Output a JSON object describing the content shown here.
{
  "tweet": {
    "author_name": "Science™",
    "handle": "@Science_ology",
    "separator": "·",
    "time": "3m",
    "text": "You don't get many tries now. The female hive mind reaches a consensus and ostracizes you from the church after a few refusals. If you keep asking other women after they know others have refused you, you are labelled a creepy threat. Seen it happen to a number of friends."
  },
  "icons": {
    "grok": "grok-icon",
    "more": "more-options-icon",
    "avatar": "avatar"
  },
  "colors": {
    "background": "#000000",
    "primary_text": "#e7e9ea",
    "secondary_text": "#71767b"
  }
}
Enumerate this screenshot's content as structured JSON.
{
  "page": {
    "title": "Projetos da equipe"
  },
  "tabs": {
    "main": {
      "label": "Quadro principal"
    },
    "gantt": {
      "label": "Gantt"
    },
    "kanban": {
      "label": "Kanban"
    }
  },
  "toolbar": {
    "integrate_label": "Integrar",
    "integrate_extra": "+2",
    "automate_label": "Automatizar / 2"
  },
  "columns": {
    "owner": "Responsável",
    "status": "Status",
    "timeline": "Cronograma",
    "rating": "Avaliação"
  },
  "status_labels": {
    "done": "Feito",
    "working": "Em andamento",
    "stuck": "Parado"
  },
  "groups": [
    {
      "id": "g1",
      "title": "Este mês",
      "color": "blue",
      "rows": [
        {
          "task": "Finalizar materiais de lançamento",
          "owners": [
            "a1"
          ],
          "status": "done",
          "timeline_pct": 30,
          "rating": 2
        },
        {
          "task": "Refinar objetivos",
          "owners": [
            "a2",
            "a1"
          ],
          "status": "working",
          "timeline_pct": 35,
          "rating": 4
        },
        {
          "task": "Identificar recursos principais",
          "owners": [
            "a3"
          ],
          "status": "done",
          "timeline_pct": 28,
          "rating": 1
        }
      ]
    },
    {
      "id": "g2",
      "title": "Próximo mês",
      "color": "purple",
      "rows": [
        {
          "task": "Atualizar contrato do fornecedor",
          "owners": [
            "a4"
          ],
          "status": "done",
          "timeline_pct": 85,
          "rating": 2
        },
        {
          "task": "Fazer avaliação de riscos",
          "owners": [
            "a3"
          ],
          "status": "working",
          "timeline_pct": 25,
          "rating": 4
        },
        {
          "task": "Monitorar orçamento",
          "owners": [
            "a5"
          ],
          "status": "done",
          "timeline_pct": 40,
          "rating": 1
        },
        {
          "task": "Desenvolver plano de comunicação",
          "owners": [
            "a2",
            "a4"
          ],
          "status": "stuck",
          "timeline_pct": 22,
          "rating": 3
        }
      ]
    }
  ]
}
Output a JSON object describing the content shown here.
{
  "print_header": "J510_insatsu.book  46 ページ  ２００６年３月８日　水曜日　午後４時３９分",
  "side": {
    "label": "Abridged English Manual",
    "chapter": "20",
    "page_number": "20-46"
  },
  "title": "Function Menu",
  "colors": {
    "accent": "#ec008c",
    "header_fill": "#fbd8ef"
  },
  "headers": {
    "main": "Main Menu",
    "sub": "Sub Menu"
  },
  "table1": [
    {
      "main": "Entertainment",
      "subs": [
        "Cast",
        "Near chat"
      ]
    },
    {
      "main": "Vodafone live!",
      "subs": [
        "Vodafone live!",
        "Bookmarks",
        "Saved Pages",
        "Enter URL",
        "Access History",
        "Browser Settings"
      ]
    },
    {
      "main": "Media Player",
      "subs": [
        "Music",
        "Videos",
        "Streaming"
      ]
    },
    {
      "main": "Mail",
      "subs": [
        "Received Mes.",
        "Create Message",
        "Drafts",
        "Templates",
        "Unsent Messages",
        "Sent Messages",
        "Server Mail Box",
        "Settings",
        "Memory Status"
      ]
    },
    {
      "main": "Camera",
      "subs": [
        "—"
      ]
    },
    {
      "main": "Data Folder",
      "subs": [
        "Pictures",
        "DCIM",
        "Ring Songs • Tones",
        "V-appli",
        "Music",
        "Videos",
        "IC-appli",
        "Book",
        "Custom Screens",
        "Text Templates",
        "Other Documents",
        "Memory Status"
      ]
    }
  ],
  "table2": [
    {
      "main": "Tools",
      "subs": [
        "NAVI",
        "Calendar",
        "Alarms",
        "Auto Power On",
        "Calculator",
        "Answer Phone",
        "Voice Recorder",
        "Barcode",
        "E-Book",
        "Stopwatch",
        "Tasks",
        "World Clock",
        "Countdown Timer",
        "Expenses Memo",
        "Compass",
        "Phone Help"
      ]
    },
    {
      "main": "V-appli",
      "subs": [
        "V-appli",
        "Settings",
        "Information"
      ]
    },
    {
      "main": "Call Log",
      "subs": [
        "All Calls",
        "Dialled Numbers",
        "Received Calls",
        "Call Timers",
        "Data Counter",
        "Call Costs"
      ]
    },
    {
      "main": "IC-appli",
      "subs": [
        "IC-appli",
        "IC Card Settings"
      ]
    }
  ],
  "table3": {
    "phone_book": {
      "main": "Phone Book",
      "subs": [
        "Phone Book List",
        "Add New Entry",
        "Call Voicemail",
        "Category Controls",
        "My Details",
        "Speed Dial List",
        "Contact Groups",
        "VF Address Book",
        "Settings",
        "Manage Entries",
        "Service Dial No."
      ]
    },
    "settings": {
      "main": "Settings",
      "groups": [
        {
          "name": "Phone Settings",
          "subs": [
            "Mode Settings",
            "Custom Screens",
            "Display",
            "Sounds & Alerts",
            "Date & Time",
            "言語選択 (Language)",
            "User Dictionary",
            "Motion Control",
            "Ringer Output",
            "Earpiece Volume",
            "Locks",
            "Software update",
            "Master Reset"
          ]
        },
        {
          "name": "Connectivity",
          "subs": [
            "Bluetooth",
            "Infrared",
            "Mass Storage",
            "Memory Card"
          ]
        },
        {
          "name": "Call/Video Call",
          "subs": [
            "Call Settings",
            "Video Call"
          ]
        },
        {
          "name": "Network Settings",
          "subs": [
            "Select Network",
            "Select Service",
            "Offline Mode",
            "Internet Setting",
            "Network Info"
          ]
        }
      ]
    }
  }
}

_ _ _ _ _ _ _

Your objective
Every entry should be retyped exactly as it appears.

Response
Output a JSON object describing the content shown here.
{
  "tweet": {
    "author_name": "Science™",
    "handle": "@Science_ology",
    "separator": "·",
    "time": "3m",
    "text": "You don't get many tries now. The female hive mind reaches a consensus and ostracizes you from the church after a few refusals. If you keep asking other women after they know others have refused you, you are labelled a creepy threat. Seen it happen to a number of friends."
  },
  "icons": {
    "grok": "grok-icon",
    "more": "more-options-icon",
    "avatar": "avatar"
  },
  "colors": {
    "background": "#000000",
    "primary_text": "#e7e9ea",
    "secondary_text": "#71767b"
  }
}
Enumerate this screenshot's content as structured JSON.
{
  "page": {
    "title": "Projetos da equipe"
  },
  "tabs": {
    "main": {
      "label": "Quadro principal"
    },
    "gantt": {
      "label": "Gantt"
    },
    "kanban": {
      "label": "Kanban"
    }
  },
  "toolbar": {
    "integrate_label": "Integrar",
    "integrate_extra": "+2",
    "automate_label": "Automatizar / 2"
  },
  "columns": {
    "owner": "Responsável",
    "status": "Status",
    "timeline": "Cronograma",
    "rating": "Avaliação"
  },
  "status_labels": {
    "done": "Feito",
    "working": "Em andamento",
    "stuck": "Parado"
  },
  "groups": [
    {
      "id": "g1",
      "title": "Este mês",
      "color": "blue",
      "rows": [
        {
          "task": "Finalizar materiais de lançamento",
          "owners": [
            "a1"
          ],
          "status": "done",
          "timeline_pct": 30,
          "rating": 2
        },
        {
          "task": "Refinar objetivos",
          "owners": [
            "a2",
            "a1"
          ],
          "status": "working",
          "timeline_pct": 35,
          "rating": 4
        },
        {
          "task": "Identificar recursos principais",
          "owners": [
            "a3"
          ],
          "status": "done",
          "timeline_pct": 28,
          "rating": 1
        }
      ]
    },
    {
      "id": "g2",
      "title": "Próximo mês",
      "color": "purple",
      "rows": [
        {
          "task": "Atualizar contrato do fornecedor",
          "owners": [
            "a4"
          ],
          "status": "done",
          "timeline_pct": 85,
          "rating": 2
        },
        {
          "task": "Fazer avaliação de riscos",
          "owners": [
            "a3"
          ],
          "status": "working",
          "timeline_pct": 25,
          "rating": 4
        },
        {
          "task": "Monitorar orçamento",
          "owners": [
            "a5"
          ],
          "status": "done",
          "timeline_pct": 40,
          "rating": 1
        },
        {
          "task": "Desenvolver plano de comunicação",
          "owners": [
            "a2",
            "a4"
          ],
          "status": "stuck",
          "timeline_pct": 22,
          "rating": 3
        }
      ]
    }
  ]
}
Output a JSON object describing the content shown here.
{
  "print_header": "J510_insatsu.book  46 ページ  ２００６年３月８日　水曜日　午後４時３９分",
  "side": {
    "label": "Abridged English Manual",
    "chapter": "20",
    "page_number": "20-46"
  },
  "title": "Function Menu",
  "colors": {
    "accent": "#ec008c",
    "header_fill": "#fbd8ef"
  },
  "headers": {
    "main": "Main Menu",
    "sub": "Sub Menu"
  },
  "table1": [
    {
      "main": "Entertainment",
      "subs": [
        "Cast",
        "Near chat"
      ]
    },
    {
      "main": "Vodafone live!",
      "subs": [
        "Vodafone live!",
        "Bookmarks",
        "Saved Pages",
        "Enter URL",
        "Access History",
        "Browser Settings"
      ]
    },
    {
      "main": "Media Player",
      "subs": [
        "Music",
        "Videos",
        "Streaming"
      ]
    },
    {
      "main": "Mail",
      "subs": [
        "Received Mes.",
        "Create Message",
        "Drafts",
        "Templates",
        "Unsent Messages",
        "Sent Messages",
        "Server Mail Box",
        "Settings",
        "Memory Status"
      ]
    },
    {
      "main": "Camera",
      "subs": [
        "—"
      ]
    },
    {
      "main": "Data Folder",
      "subs": [
        "Pictures",
        "DCIM",
        "Ring Songs • Tones",
        "V-appli",
        "Music",
        "Videos",
        "IC-appli",
        "Book",
        "Custom Screens",
        "Text Templates",
        "Other Documents",
        "Memory Status"
      ]
    }
  ],
  "table2": [
    {
      "main": "Tools",
      "subs": [
        "NAVI",
        "Calendar",
        "Alarms",
        "Auto Power On",
        "Calculator",
        "Answer Phone",
        "Voice Recorder",
        "Barcode",
        "E-Book",
        "Stopwatch",
        "Tasks",
        "World Clock",
        "Countdown Timer",
        "Expenses Memo",
        "Compass",
        "Phone Help"
      ]
    },
    {
      "main": "V-appli",
      "subs": [
        "V-appli",
        "Settings",
        "Information"
      ]
    },
    {
      "main": "Call Log",
      "subs": [
        "All Calls",
        "Dialled Numbers",
        "Received Calls",
        "Call Timers",
        "Data Counter",
        "Call Costs"
      ]
    },
    {
      "main": "IC-appli",
      "subs": [
        "IC-appli",
        "IC Card Settings"
      ]
    }
  ],
  "table3": {
    "phone_book": {
      "main": "Phone Book",
      "subs": [
        "Phone Book List",
        "Add New Entry",
        "Call Voicemail",
        "Category Controls",
        "My Details",
        "Speed Dial List",
        "Contact Groups",
        "VF Address Book",
        "Settings",
        "Manage Entries",
        "Service Dial No."
      ]
    },
    "settings": {
      "main": "Settings",
      "groups": [
        {
          "name": "Phone Settings",
          "subs": [
            "Mode Settings",
            "Custom Screens",
            "Display",
            "Sounds & Alerts",
            "Date & Time",
            "言語選択 (Language)",
            "User Dictionary",
            "Motion Control",
            "Ringer Output",
            "Earpiece Volume",
            "Locks",
            "Software update",
            "Master Reset"
          ]
        },
        {
          "name": "Connectivity",
          "subs": [
            "Bluetooth",
            "Infrared",
            "Mass Storage",
            "Memory Card"
          ]
        },
        {
          "name": "Call/Video Call",
          "subs": [
            "Call Settings",
            "Video Call"
          ]
        },
        {
          "name": "Network Settings",
          "subs": [
            "Select Network",
            "Select Service",
            "Offline Mode",
            "Internet Setting",
            "Network Info"
          ]
        }
      ]
    }
  }
}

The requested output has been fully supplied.